Black professional athletes in this country have always faced a dilemma regarding their place in society. Do they have a responsibility to use their platform to affect change in society? Or should they try to maximize their earning potential by avoiding controversy at all costs? Muhammad Ali and Kareem Abdul-Jabbar were among the most notable athletes in the former group; such athletes believed that they needed to use their fame and power to speak up for, and give back to, underserved Black communities, especially if said athletes lived in those communities. On the other hand, Michael Jordan (who was a frequent target of Hodges) and O.J. Simpson were perceived to be part of the latter group and were more concerned with building a brand palatable for mainstream America.
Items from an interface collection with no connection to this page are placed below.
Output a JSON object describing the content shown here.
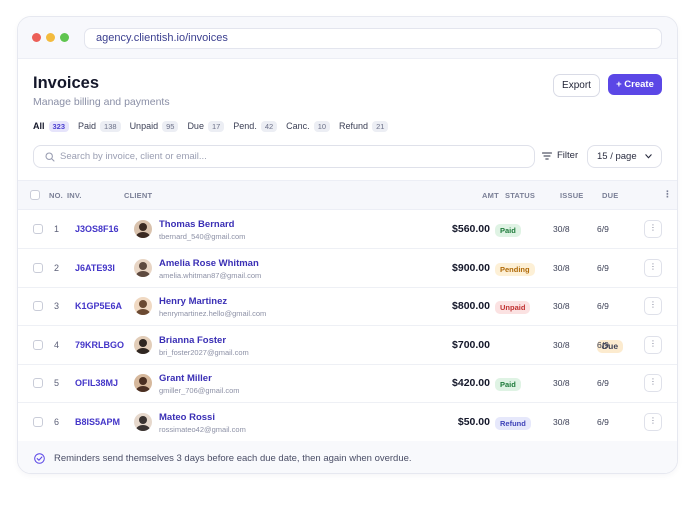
{
  "browser": {
    "url": "agency.clientish.io/invoices"
  },
  "header": {
    "title": "Invoices",
    "subtitle": "Manage billing and payments",
    "export_label": "Export",
    "create_label": "+ Create"
  },
  "tabs": [
    {
      "label": "All",
      "count": "323",
      "active": true
    },
    {
      "label": "Paid",
      "count": "138"
    },
    {
      "label": "Unpaid",
      "count": "95"
    },
    {
      "label": "Due",
      "count": "17"
    },
    {
      "label": "Pend.",
      "count": "42"
    },
    {
      "label": "Canc.",
      "count": "10"
    },
    {
      "label": "Refund",
      "count": "21"
    }
  ],
  "search": {
    "placeholder": "Search by invoice, client or email..."
  },
  "filter_label": "Filter",
  "per_page": "15 / page",
  "columns": {
    "no": "NO.",
    "inv": "INV.",
    "client": "CLIENT",
    "amt": "AMT",
    "status": "STATUS",
    "issue": "ISSUE",
    "due": "DUE"
  },
  "rows": [
    {
      "num": "1",
      "inv": "J3OS8F16",
      "name": "Thomas Bernard",
      "email": "tbernard_540@gmail.com",
      "amount": "$560.00",
      "status": "Paid",
      "status_type": "paid",
      "issue": "30/8",
      "due": "6/9"
    },
    {
      "num": "2",
      "inv": "J6ATE93I",
      "name": "Amelia Rose Whitman",
      "email": "amelia.whitman87@gmail.com",
      "amount": "$900.00",
      "status": "Pending",
      "status_type": "pending",
      "issue": "30/8",
      "due": "6/9"
    },
    {
      "num": "3",
      "inv": "K1GP5E6A",
      "name": "Henry Martinez",
      "email": "henrymartinez.hello@gmail.com",
      "amount": "$800.00",
      "status": "Unpaid",
      "status_type": "unpaid",
      "issue": "30/8",
      "due": "6/9"
    },
    {
      "num": "4",
      "inv": "79KRLBGO",
      "name": "Brianna Foster",
      "email": "bri_foster2027@gmail.com",
      "amount": "$700.00",
      "status": "Due",
      "status_type": "due",
      "issue": "30/8",
      "due": "6/9"
    },
    {
      "num": "5",
      "inv": "OFIL38MJ",
      "name": "Grant Miller",
      "email": "gmiller_706@gmail.com",
      "amount": "$420.00",
      "status": "Paid",
      "status_type": "paid",
      "issue": "30/8",
      "due": "6/9"
    },
    {
      "num": "6",
      "inv": "B8IS5APM",
      "name": "Mateo Rossi",
      "email": "rossimateo42@gmail.com",
      "amount": "$50.00",
      "status": "Refund",
      "status_type": "refund",
      "issue": "30/8",
      "due": "6/9"
    }
  ],
  "footer": {
    "note": "Reminders send themselves 3 days before each due date, then again when overdue."
  },
  "colors": {
    "accent": "#5b47e6",
    "link": "#3a2fb5"
  },
  "icons": [
    "search-icon",
    "filter-icon",
    "chevron-down-icon",
    "more-vertical-icon",
    "check-circle-icon"
  ]
}
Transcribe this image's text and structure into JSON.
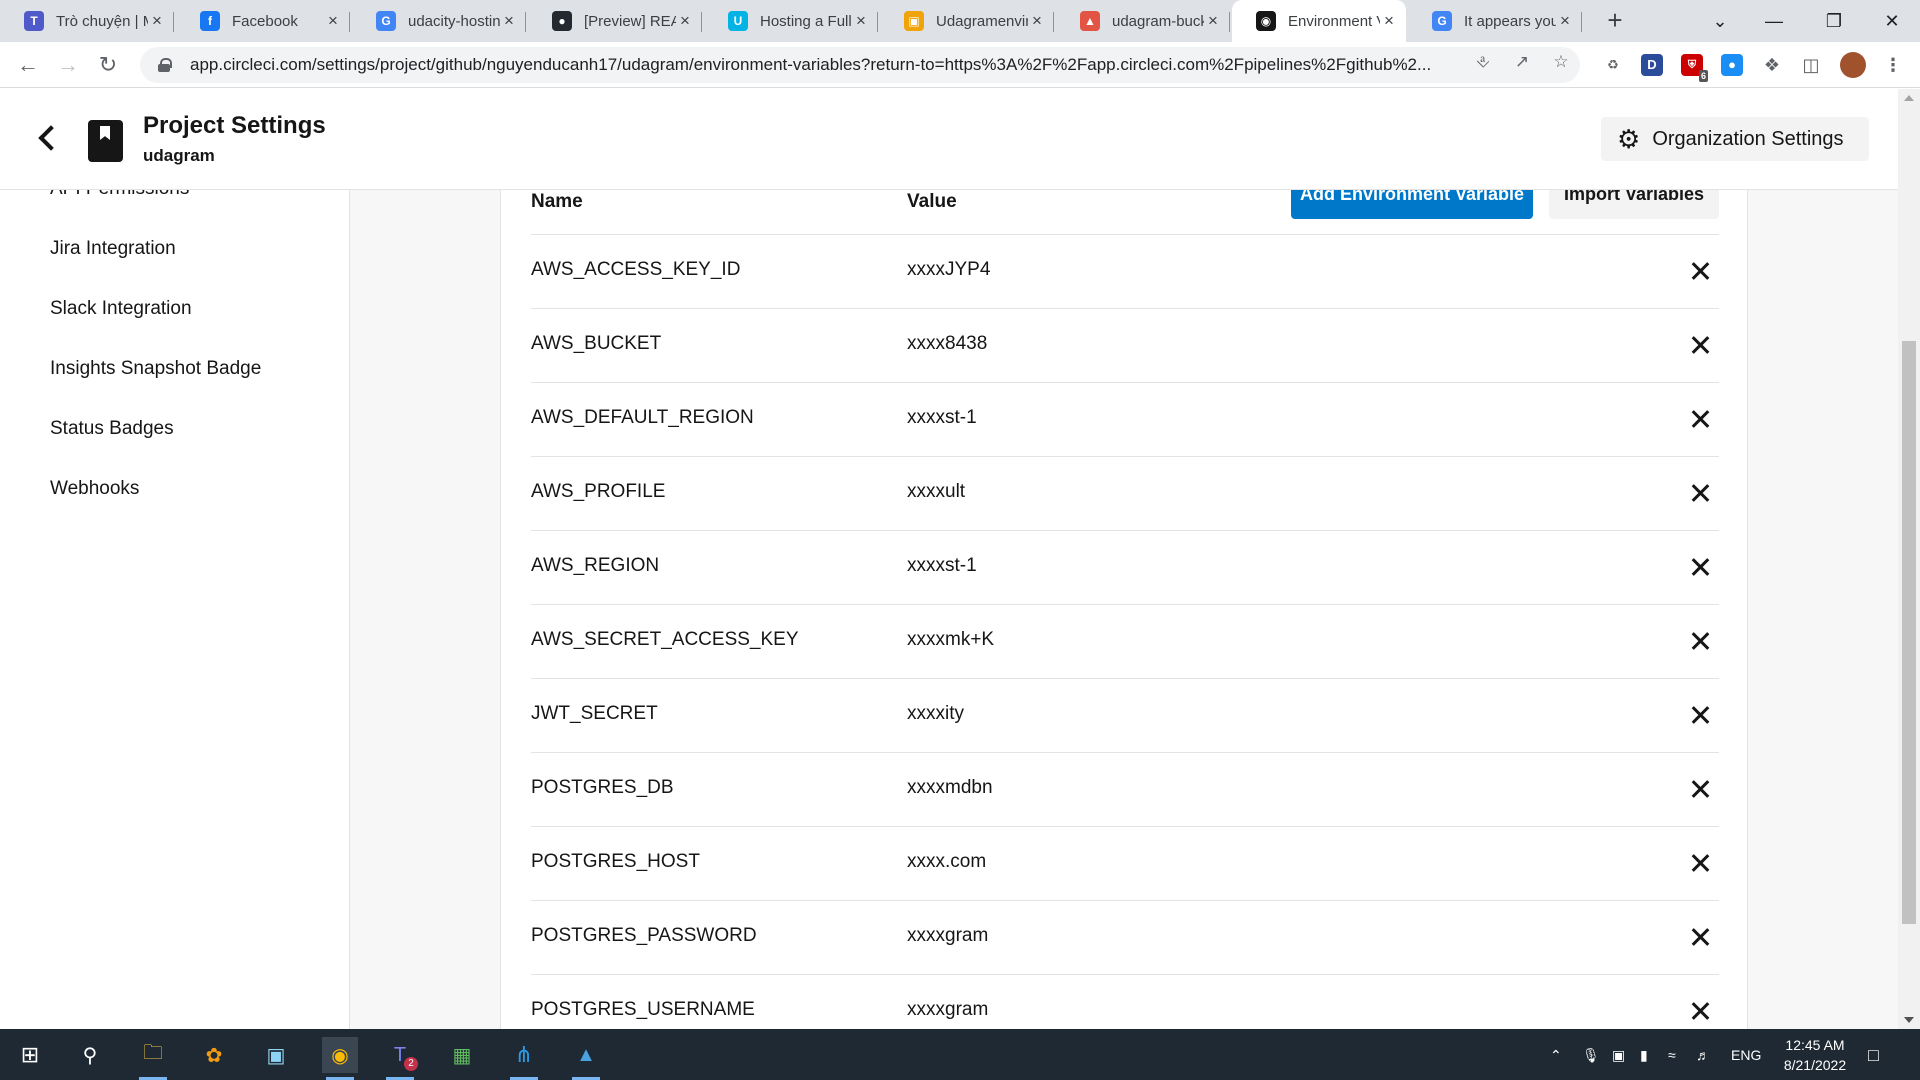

On one hand, one has to wonder to what degree should athletes take public stances on contentious issues without alienating teammates, team executives, and fans? And how do athletes navigate a world that might assume them to be “dumb jocks” or “sellouts” unless proven otherwise, while making money playing “a kid’s game”?
Many consider the consumption of sports as an escape from the rigors of everyday life and as a common denominator of people across race, religion, and political affiliation, among other categories. Thus, it only stands to reason that the introduction of sociopolitical issues into the sports arena would unnerve a good number of sports consumers. In a country with a tenuous history of race relations such as this, any pro-Black political statement by an athlete, regardless of platform or reasons for said statement, may be construed as “rocking the boat,” as evidenced by the mostly-White reactions to the aforementioned protests. Essentially, the method of protest really doesn’t matter. For example, if Kaepernick had chosen to wear a shirt depicting his grievance instead of sitting down during the national anthem, the public probably would have reacted almost as similarly (though perhaps without the invocation of the military by his detractors), because by simply making this stance, he’s bringing the problems of the real world into this supposedly ideology-free zone instead of merely “shutting up and playing” or “sticking to sports.”
Many have long been trying to draw attention to the issues that Kaepernick raised last weekend, but it usually takes a prominent figure with the money and the platform that he has to get others to continue paying attention to them. This also invalidates the argument that claims that Kaepernick’s salary automatically disqualifies him to speak out against oppression, since not only did he mention that this issue was much bigger than himself, but the large salaries of Black athletes do not automatically buy them protection from discrimination (just ask Thabo Sefolosha and James Blake about that).
The Colin Kaepernick situation has proven once again that mainstream America is only comfortable with Black athletes when they either excel on the playing field, deliberately downplay their heritage, or, in the case of figures like Ali or Jackie Robinson, if enough time has passed and their complicated legacies are reduced to just a handful of moments that look benign in retrospect. Remaining seated during the national anthem, however, will probably still be taboo a generation from now, and while we don’t exactly know the endgame for what Kaepernick did, he at least got the ball rolling by taking an action that made people notice and think critically about how we do things here, which–once again–is the main point of a protest in the first place.
Now it’s time to take the next step and address the concerns at hand.